hypothalamus called the mammillary
bodies cause laughing seizures.
There's nothing funny about gelastic epilepsy. It hits young children, worsens with time, and can lead to several devastating seizure types as well as developmental and behavioral problems. But still, the kids who have this very rare epilepsy are laughing. They can't help it.

The part of the brain responsible for laughter appears to be located on the underside of the hypothalamus, a place disturbed by all of the growths, called hypothalmic hamartomas, known to cause laughing epilepsy. This discovery was one byproduct of research examining 100 cases of gelastic epilepsy to determine how the locations and sizes of hamartomas resulted in different symptoms and outcomes. The research, recently published in the journal BRAIN, and discussed by a panel of neuroscientists at the AES meeting in Baltimore on Sunday, showed that while variously sized tumors found in proximity to different parts of the hypothalamus had different expressions, all of those causing laughter were adjacent to the part of the hypothalamus known as the mammillary bodies.

"We've known for decades that hamartomas in the hypothalamus cause laughing seizures," said Stanford neurologists Josef Parvizi, lead author of the study. "But that's like saying the problem is coming from a city.

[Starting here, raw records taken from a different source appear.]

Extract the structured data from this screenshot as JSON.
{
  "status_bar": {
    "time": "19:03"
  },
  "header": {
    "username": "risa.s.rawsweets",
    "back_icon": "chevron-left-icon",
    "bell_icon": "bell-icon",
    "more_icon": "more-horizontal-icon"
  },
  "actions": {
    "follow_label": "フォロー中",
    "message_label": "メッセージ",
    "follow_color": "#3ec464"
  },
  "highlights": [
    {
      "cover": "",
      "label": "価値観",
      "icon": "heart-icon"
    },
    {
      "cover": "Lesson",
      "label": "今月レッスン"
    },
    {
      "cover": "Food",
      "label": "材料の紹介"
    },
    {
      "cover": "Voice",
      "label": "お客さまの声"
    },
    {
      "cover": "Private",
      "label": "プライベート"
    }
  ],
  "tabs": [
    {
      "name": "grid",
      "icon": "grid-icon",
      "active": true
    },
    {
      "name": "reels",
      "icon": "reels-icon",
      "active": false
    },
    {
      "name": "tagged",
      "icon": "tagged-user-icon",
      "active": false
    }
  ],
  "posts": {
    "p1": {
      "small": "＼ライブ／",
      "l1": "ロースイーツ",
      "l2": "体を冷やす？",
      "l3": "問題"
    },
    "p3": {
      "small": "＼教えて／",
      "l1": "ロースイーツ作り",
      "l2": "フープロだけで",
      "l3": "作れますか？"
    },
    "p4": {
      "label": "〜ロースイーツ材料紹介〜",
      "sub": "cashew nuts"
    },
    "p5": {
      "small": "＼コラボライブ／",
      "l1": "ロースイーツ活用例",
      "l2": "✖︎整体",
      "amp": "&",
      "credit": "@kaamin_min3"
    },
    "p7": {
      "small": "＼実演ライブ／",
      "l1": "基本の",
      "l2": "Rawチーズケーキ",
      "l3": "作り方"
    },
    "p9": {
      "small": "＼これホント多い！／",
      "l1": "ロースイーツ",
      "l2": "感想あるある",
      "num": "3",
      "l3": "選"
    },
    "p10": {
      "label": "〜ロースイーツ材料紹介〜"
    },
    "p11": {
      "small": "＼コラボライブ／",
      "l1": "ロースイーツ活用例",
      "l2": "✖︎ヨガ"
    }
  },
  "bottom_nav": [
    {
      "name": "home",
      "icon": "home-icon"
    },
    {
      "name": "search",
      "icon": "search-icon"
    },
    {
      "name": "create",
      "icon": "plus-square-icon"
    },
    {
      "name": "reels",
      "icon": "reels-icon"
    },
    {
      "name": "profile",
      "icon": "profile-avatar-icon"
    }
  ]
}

We wanted to see exactly which district in that city were involved to help us understand the networks that underlie laughter. Just knowing it was in the hypothalamus was not enough."

Parvizi collaborated with John Kerrigan at the Barrow Neurological Institute in Phoenix, which Parvizi calls "the Mecca for hypothalmic hamartoma research." Their paper, which also examined the different outcomes of children with different sized tumors, and tumors adjacent to different parts of the hypothalamus, concluded that however large they are, and wherever they are located, quick diagnosis and removal of hamartomas is key to a good outcome. "If you let this condition linger," says Parvizi, "you are going to run into trouble." 

Because in many cases the first expression of the disease is laughing seizures, gelastic epilepsy often goes long undiagnosed. Especially, for some reason, in girls. The girls in the study had surgery, on average, about 60 months later than the boys. Why? Parvizi could only speculate: "Maybe because if a boy is laughing it is considered more abnormal than if a girl is. But I don't know." 


MaoClare said...

Good story, Gordy! Can you give a description of what this laughter sounds like? Does it sound like real laughter, or maniacal and do the patients experience the pleasure that comes with laughter?

The Author said...

Sometimes the laughter is hollow, what doctors call "mirthless," and it's more like a tick or a facial spasm, but definitely still laughter-like. Imagine a Stepford wife laughing sarcastically. But for other people with gelastic epilepsy, the laughter accompanying their seizures is heartfelt and sounds like it. Sometimes, for patients in the second group, the laughter is so pleasurable, they don't want to let it go when it comes time to have surgery.

andrewgosnell1980 said...

Hello there! I find the story very informative and educational. I honestly, learned more about this condition and somehow understand it better. Keep posting! linden method